I had a conversation today with a new leader who is taking up Salsa completely of his own volition. Without his girlfriend pushing him (she’s not even going to lessons with him), and it was his idea to do it in the first place. He’s committed, he’s young, he’s clean and cute. He’s the kind of leader all the women say they wish there were more of!
But, at a social practice after a class he was snubbed by a more experienced follower who wouldn’t dance a song with him when he told her he was new. In fact, “Do you know this dance?” was her response to him having the guts to ask.
In personal finance, there’s a rule of thumb about paying yourself: take 10% of every paycheck to save for the future.
And if you’re an instructor make that 25% or more.
Ifs, Ands & Buts
In anticipation of some excuses I have heard, I have a few responses to common reasons people say they DON’T want to dance with beginners.

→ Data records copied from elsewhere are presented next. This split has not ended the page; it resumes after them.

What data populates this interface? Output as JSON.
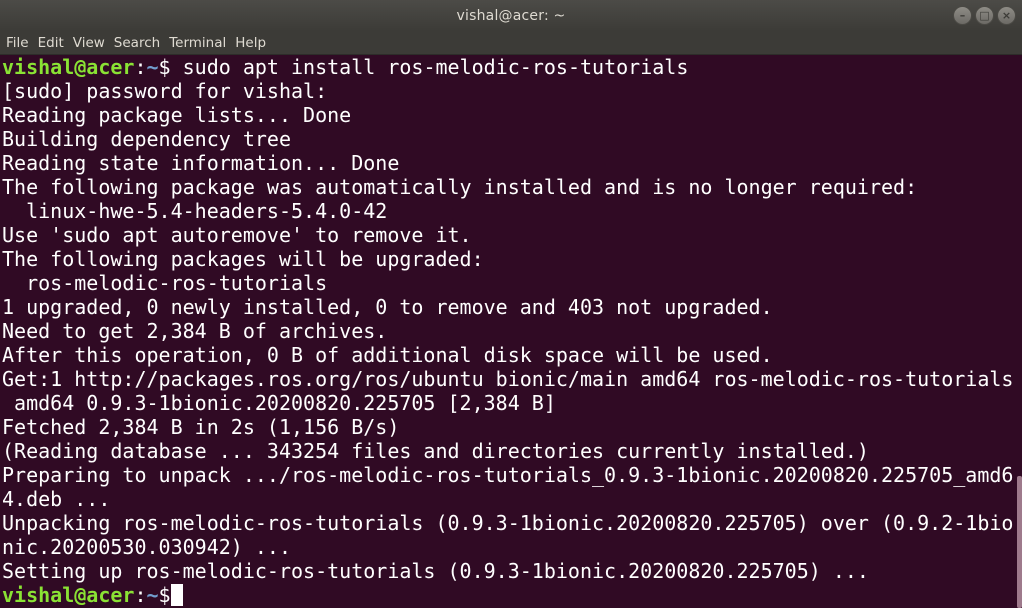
{
  "window": {
    "title": "vishal@acer: ~"
  },
  "menu": [
    "File",
    "Edit",
    "View",
    "Search",
    "Terminal",
    "Help"
  ],
  "prompt": {
    "user_host": "vishal@acer",
    "sep": ":",
    "path": "~",
    "symbol": "$"
  },
  "command": " sudo apt install ros-melodic-ros-tutorials",
  "output": [
    "[sudo] password for vishal:",
    "Reading package lists... Done",
    "Building dependency tree",
    "Reading state information... Done",
    "The following package was automatically installed and is no longer required:",
    "  linux-hwe-5.4-headers-5.4.0-42",
    "Use 'sudo apt autoremove' to remove it.",
    "The following packages will be upgraded:",
    "  ros-melodic-ros-tutorials",
    "1 upgraded, 0 newly installed, 0 to remove and 403 not upgraded.",
    "Need to get 2,384 B of archives.",
    "After this operation, 0 B of additional disk space will be used.",
    "Get:1 http://packages.ros.org/ros/ubuntu bionic/main amd64 ros-melodic-ros-tutorials",
    " amd64 0.9.3-1bionic.20200820.225705 [2,384 B]",
    "Fetched 2,384 B in 2s (1,156 B/s)",
    "(Reading database ... 343254 files and directories currently installed.)",
    "Preparing to unpack .../ros-melodic-ros-tutorials_0.9.3-1bionic.20200820.225705_amd6",
    "4.deb ...",
    "Unpacking ros-melodic-ros-tutorials (0.9.3-1bionic.20200820.225705) over (0.9.2-1bio",
    "nic.20200530.030942) ...",
    "Setting up ros-melodic-ros-tutorials (0.9.3-1bionic.20200820.225705) ..."
  ],
  "colors": {
    "background": "#300a24",
    "prompt_user": "#8ae234",
    "prompt_path": "#729fcf",
    "text": "#ffffff"
  },
  "icons": {
    "minimize": "minimize-icon",
    "maximize": "maximize-icon",
    "close": "close-icon"
  }
}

- It hurts. No, dancing with people who don’t know how to connect properly hurts, and that happens at every level. Don’t assume a beginner will hurt you just because they’re a beginner. If you have an injury or sensitivity, you can simply say so up front and that allows you to end any dance early if it hurts. You don’t have to place blame. “I’d love to dance but I am nursing a shoulder injury so please don’t be offended if I have to end the dance early.”
- It’s boring/I won’t get better dancing with beginners. Really? What I like about dances with beginners is that it’s my best chance to practice my own stuff, be it technique or a styling I’m trying to nail down, etc. Yes, sometimes you’re not totally up for it. Sometimes you’re mentally exhausted or physically exhausted. But for the most part, there’s always something you can take away from a “basic” dance.
- I’ll pick up bad technique. If you believe that, please come and ask me for a private lesson, as you have probably never been shown how to dance your own dance with anyone.
- I’ve paid my dues. That’s not how the 10% rule works. The 10% rule is valid forever, until you retire. If you’re an active social dancer, you have a vested interest in helping the community to develop and grow. So keep “paying your dues”.